The Republic of Palau is part of the Micronesian region in the western Pacific Ocean. Consisting of a series of islands, Palau is about 458 square kilometers in total size with a population of 21,726. Palau is famous for its beautiful natural environment. Its coral reefs are known as one of the “Seven Underwater Wonders of the World.” The water quality in Palau is considered to be safe for its citizens. However, due to the development in Palau in the recent years and the lack of awareness of protecting drinking water sources, poor water quality may become a huge problem in the future.
Palau’s main water sources are the Ngerikiil River and the Ngerimel Dam. The Ngerikiil River is a freshwater stream that is widely used for residential and agricultural purposes. The Ngerimel Dam has a storage capacity of 20 million gallons of water. Both water sources are well-protected and minimal human activity exists in the watershed area. The Ngerkiil River produces one million gallons per day and the Ngerimel Dam produces three million gallons per day.
The water is fed into the Koror-Airal water treatment plant for use by three-fourths of the population of Palau. The water is collected in a chamber called the “wet well,” where minerals are added. Then the water is pumped into a series of clarifiers in order to remove suspended solids.

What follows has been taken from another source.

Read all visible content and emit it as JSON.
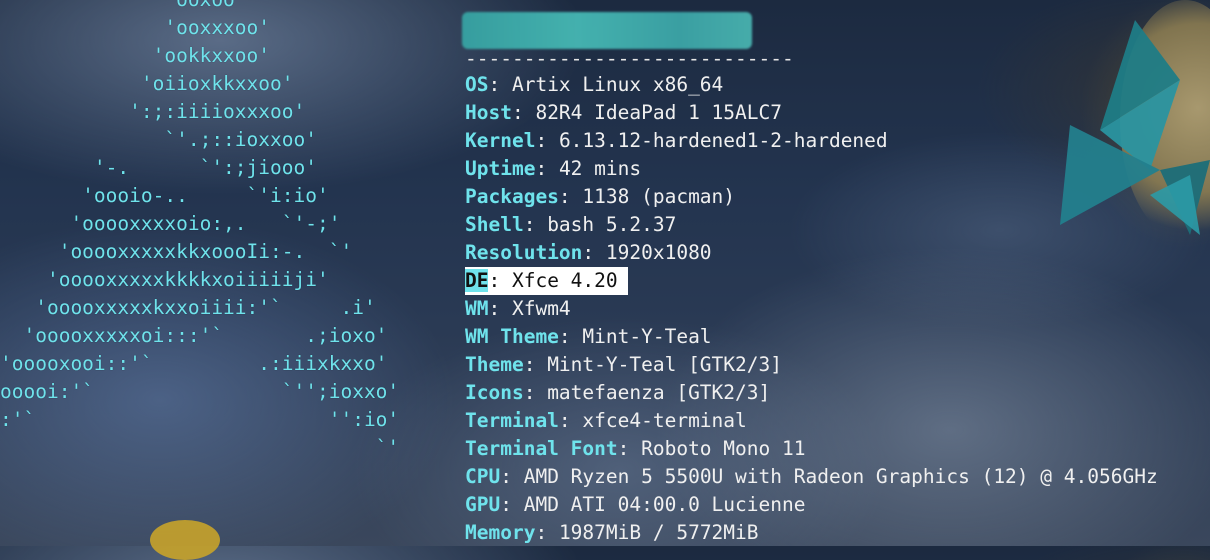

Palau’s surface water, groundwater and coastal water qualities are facing challenges from pollution. Sedimentation is the main source of pollution and lowers the quality of surface water. The sedimentation is caused by poor erosion controls, loss of riparian buffers, and poor land-use practices. The groundwater sources are polluted by poorly maintained septic tanks, leaching from nearby landfills and saltwater intrusion. Coastal water quality is affected by land-based pollution, as well as by gasoline and oil from outboard motors and ships. According to the Pacific Water Community, the water quality in Palau may also face challenges such as sewage, chemical pollution and oil spills due to future development on the larger islands.
According to studies by the Pacific Water Community, the water storage and treatment process also has hidden trouble. The drinking water is facing the threat of chemical contamination. The water storage and treatment facilities do not have enough funds to purchase relevant equipment or to carry out repairs and maintenance.
Palau’s government noticed some of the pollution and has started to reduce the causes. The government is trying to improve land-use management within the watershed and drainage around roads to reduce the pollution in the surface water. A better filtration system will be added to the water treatment process to remove suspended solids. To prevent the catchment being affected by human and animal contamination, the Palau government is trying to establish stringent catchment management plans. The water storage and treatment facilities will receive more funding in the near future for better equipment.
In conclusion, the water quality in Palau is not a problem so far. However, it will become a huge problem for Palau’s citizens in the future if the pollution continues. The water quality problem needs more attention from Palau’s government.
– Mike Liu